At about 10:45 p.m. Mountain Daylight Time (MDT) on September 14, 2014, Hurricane Odile made landfall as a Category 3 storm near Cabo San Lucas, Mexico. According to the U.S. National Hurricane Center, Odile arrived with wind speeds of 110 knots (204 kilometers or 127 miles per hour). The storm tied Olivia (1967) as the strongest hurricane to make landfall in the state of Baja California Sur in the satellite era.

The Moderate Resolution Imaging Spectroradiometer (MODIS) on NASA’s Terra satellite acquired this natural-color view of the storm at about noon MDT on September 14, when it was still southeast of the Baja California peninsula. Unisys Weather reported that the Category 4 storm had maximum sustained wind speeds of 115 knots (213 kilometers per hour) at the time. Read more

Seeing NASA Earth Science Through Teens’ Lenses

Student winners of NASA’s 2014 educational “REEL Science Communication Contest” have completed their follow-on Earth science videos after a month-long workshop with NASA scientists and communication experts.

In May of 2014, NASA Earth science missions at NASA’s Goddard Space Flight Center in Greenbelt, Maryland, selected winners of their second annual video contest for high school students. The student winners each produced two-minute videos that communicate NASA Earth science to engage younger students. Winners were awarded the opportunity to work remotely with NASA experts to create new Earth science videos for NASA outreach.

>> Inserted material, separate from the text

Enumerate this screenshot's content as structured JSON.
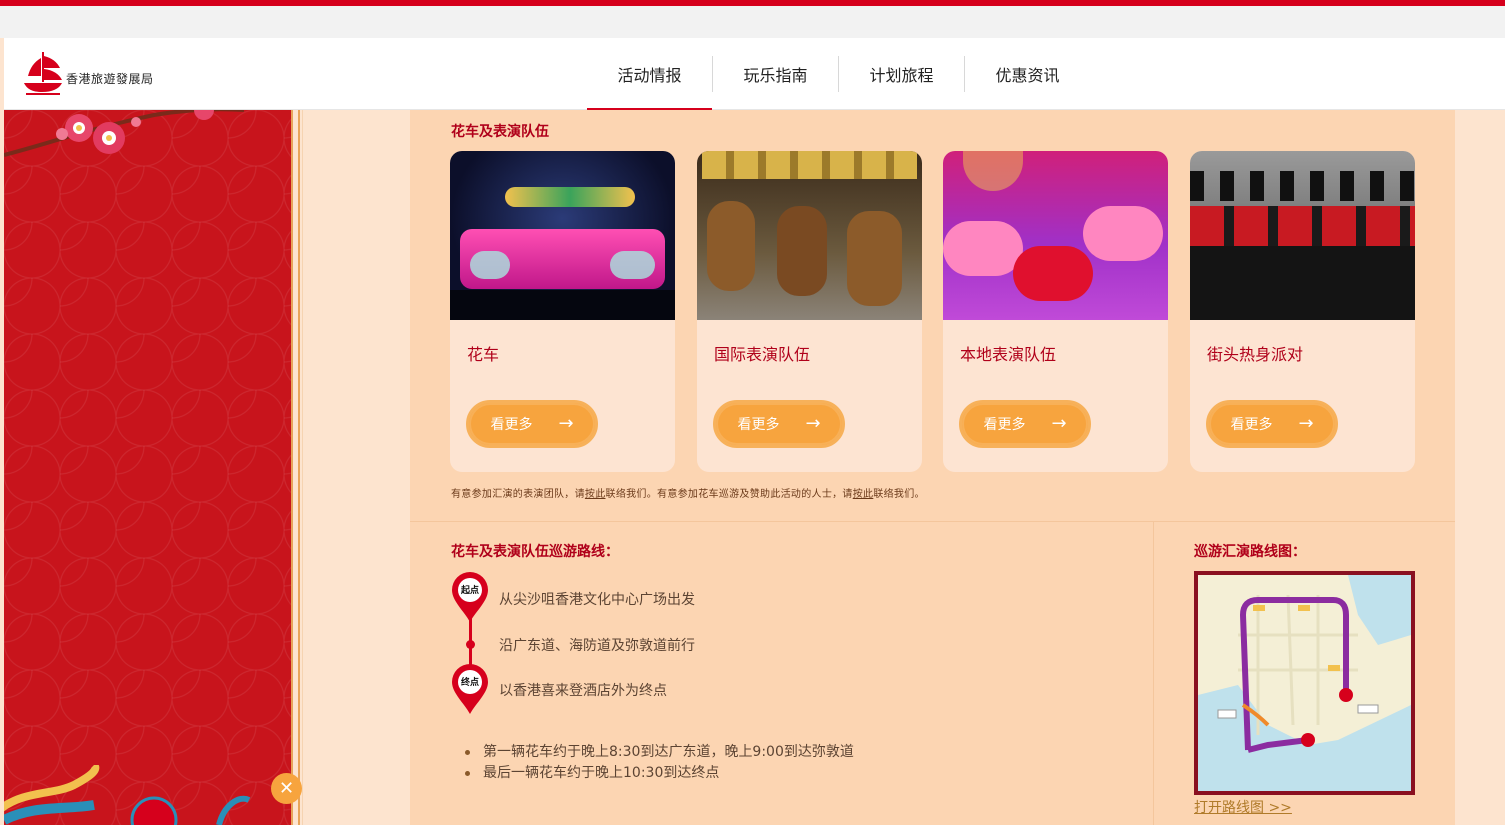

Throughout July, contest winners Lena Korkeila from Placerville, California; Anna and Geof Olson from Santa Cruz, California; and Heather Forster, Sofia Bialkowski and Suzie Petryk from Huntington, New York, learned about NASA Earth science missions, communication efforts and video production.  Working with people from the Terra, Aqua and ICESat-2 Earth science missions and Goddard’s Office of Communications, the students pitched video ideas, wrote their scripts, identified NASA footage and visualizations, found or created accompanying music and recorded their narrations. Read more